Turboprop engines are used for many single, twin, and commuter aircraft. [Figure 7-43] Smaller turboprop engines, such as the PT-6, are used on single and twin engine designs; the power ranges from 500 to 2,000 shaft horsepower. [Figure 7-44] Large commuter aircraft use turboprop engines, such as the P&W 150 and AE2100 that can deliver up to 5,000 shaft horsepower to power mid-sized to large turboprop aircraft. [Figure 7-45] The turboprop propeller is operated by a gas turbine engine through a reduction-gear assembly. It has proved to be an extremely efficient power source. The combination of propeller, reduction-gear assembly, and turbine engine is referred to as a turboprop powerplant.
The turbofan engine produces thrust directly; the turboprop engine produces thrust indirectly because the compressor and turbine assembly furnishes torque to a propeller, producing the major portion of the propulsive force that drives the aircraft. The turboprop fuel control and the propeller governor are connected and operate in coordination with each other.
The power lever directs a signal from the cockpit to the fuel control for a specific amount of power from the engine. The fuel control and the propeller governor together establish the correct combination of rpm, fuel flow, and propeller blade angle to create sufficient propeller thrust to provide the desired power.
The propeller control system is divided into two types of control: one for flight and one for ground operation. For flight, the propeller blade angle and fuel flow for any given power lever setting are governed automatically according to a predetermined schedule. Below the “flight idle” power lever position, the coordinated rpm blade angle schedule becomes incapable of handling the engine efficiently. Here, the ground handling range, referred to as the beta range, is encountered. In the beta range of the throttle quadrant, the propeller blade angle is not governed by the propeller governor, but is controlled by the power lever position. When the power lever is moved below the start position, the propeller pitch is reversed to provide reverse thrust for rapid deceleration of the aircraft after landing.
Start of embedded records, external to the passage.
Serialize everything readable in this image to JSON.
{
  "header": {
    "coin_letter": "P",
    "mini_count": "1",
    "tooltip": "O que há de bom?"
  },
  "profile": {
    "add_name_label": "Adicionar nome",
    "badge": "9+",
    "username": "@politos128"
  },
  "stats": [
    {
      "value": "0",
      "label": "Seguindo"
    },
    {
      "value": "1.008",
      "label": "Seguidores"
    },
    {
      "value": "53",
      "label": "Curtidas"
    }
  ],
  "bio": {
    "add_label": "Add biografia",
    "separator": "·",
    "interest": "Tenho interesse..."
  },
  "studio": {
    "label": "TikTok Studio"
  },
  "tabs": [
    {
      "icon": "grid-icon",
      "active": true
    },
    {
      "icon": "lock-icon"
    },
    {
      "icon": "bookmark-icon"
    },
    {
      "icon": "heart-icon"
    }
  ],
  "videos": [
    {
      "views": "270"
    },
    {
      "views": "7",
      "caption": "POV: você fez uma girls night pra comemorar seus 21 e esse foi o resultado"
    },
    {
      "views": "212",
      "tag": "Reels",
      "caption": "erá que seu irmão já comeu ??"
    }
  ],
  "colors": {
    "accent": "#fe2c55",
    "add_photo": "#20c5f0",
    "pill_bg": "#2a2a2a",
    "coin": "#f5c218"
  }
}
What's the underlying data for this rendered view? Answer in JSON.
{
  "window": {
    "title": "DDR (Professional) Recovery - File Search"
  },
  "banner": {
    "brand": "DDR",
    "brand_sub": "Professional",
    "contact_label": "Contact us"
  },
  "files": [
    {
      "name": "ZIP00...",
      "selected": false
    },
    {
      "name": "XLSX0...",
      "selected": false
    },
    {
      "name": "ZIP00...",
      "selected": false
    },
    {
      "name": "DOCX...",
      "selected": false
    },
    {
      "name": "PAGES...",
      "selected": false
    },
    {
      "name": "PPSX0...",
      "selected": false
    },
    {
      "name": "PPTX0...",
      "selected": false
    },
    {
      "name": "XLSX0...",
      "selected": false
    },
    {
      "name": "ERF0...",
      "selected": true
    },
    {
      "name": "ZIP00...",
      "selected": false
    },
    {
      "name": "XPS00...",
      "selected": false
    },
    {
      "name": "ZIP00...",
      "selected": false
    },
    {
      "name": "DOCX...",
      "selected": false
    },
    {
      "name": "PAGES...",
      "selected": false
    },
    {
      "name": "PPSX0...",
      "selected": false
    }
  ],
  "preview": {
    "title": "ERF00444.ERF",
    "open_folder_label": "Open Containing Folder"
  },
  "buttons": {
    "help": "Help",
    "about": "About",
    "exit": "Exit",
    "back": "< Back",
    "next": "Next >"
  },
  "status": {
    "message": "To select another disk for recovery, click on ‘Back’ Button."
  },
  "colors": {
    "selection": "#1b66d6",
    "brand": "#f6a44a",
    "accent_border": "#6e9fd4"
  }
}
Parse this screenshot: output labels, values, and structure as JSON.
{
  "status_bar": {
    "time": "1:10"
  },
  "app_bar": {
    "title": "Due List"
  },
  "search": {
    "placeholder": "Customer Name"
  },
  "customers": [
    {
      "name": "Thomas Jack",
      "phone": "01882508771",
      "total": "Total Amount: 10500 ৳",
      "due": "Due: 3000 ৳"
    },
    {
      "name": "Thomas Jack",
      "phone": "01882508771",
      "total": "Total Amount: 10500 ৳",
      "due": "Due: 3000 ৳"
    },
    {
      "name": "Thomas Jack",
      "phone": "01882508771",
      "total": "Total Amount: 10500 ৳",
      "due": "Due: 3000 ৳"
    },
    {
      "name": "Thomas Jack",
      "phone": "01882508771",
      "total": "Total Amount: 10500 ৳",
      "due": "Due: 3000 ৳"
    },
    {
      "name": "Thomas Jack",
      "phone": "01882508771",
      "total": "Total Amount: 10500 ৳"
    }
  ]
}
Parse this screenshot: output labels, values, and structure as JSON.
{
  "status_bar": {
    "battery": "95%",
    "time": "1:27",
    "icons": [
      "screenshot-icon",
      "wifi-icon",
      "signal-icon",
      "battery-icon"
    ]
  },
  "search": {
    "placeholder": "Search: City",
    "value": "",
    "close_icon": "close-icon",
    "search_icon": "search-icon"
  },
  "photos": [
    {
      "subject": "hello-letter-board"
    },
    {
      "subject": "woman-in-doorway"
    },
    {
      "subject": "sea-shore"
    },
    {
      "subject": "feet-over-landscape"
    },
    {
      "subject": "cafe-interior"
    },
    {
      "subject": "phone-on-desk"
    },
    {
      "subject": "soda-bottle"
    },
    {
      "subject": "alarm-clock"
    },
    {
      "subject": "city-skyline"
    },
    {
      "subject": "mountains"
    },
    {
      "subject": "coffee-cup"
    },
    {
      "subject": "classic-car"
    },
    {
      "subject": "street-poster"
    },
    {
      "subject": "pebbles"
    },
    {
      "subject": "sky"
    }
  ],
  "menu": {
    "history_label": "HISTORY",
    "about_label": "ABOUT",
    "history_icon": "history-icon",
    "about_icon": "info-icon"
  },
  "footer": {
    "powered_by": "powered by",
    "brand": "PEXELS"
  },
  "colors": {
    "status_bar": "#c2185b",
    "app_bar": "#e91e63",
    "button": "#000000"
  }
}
A characteristic of the turboprop is that changes in power are not related to engine speed, but to turbine inlet temperature. During flight, the propeller maintains a constant engine speed. This speed is known as the 100 percent rated speed of the engine, and it is the design speed at which most power and best overall efficiency can be obtained. Power changes are effected by changing the fuel flow. An increase in fuel flow causes an increase in turbine inlet temperature and a corresponding increase in energy available at the turbine. The turbine absorbs more energy and transmits it to the propeller in the form of torque. The propeller, in order to absorb the increased torque, increases blade angle, thus maintaining constant engine rpm with added thrust.
Reduction Gear Assembly
The function of the reduction gear assembly is to reduce the high rpm from the engine to a propeller rpm that can be maintained without exceeding the maximum propeller tip speed (speed of sound). Most reduction gear assemblies use a planetary gear reduction. [Figure 7-46] Additional power takeoffs are available for propeller governor, oil pump, and other accessories. A propeller brake is often incorporated into the gearbox. The propeller brake is designed to prevent the propeller from windmilling when it is feathered in flight, and to decrease the time for the propeller to come to a complete stop after engine shutdown.
The turbo-propeller provides an efficient and flexible means of using the power of the engine at any condition in flight (alpha range). [Figure 7-47] For ground handling and reversing (beta range), the propeller can be operated to provide either zero or negative thrust. The major subassemblies of the propeller assembly are the barrel, dome, low-pitch stop assembly, overspeed governor, pitch control unit, auxiliary pump, feather and unfeather valves, torque motor, spinner, deice timer, beta feedback assembly, and propeller electronic control. Modern turboprop engines use dual Full Authority Digital Engine Control (FADEC) to control both engine and propeller. The spinner assembly is a cone-shaped configuration that mounts on the propeller and encloses the dome and barrel to reduce drag.
The synchrophasing system is designed to maintain a preset angular relationship between the designated master propeller and the slave propellers. Propeller operation is controlled by a mechanical linkage from the cockpit-mounted power lever and the emergency engine shutdown handle (if the aircraft is provided with one) to the coordinator, which, in turn, is linked to the propeller control input lever. Newer designs use electronic throttle control that is linked to the FADEC controller.
Turbo-propeller control assemblies have a feathering system that feather the propeller when the engine is shut down in flight. The propeller can also be unfeathered during flight, if the engine needs to be started again. Propeller control systems for large turboprop engines differ from smaller engines because they are dual acting, which means that hydraulic pressure is used to increase and decrease propeller blade angle. [Figure 7-48]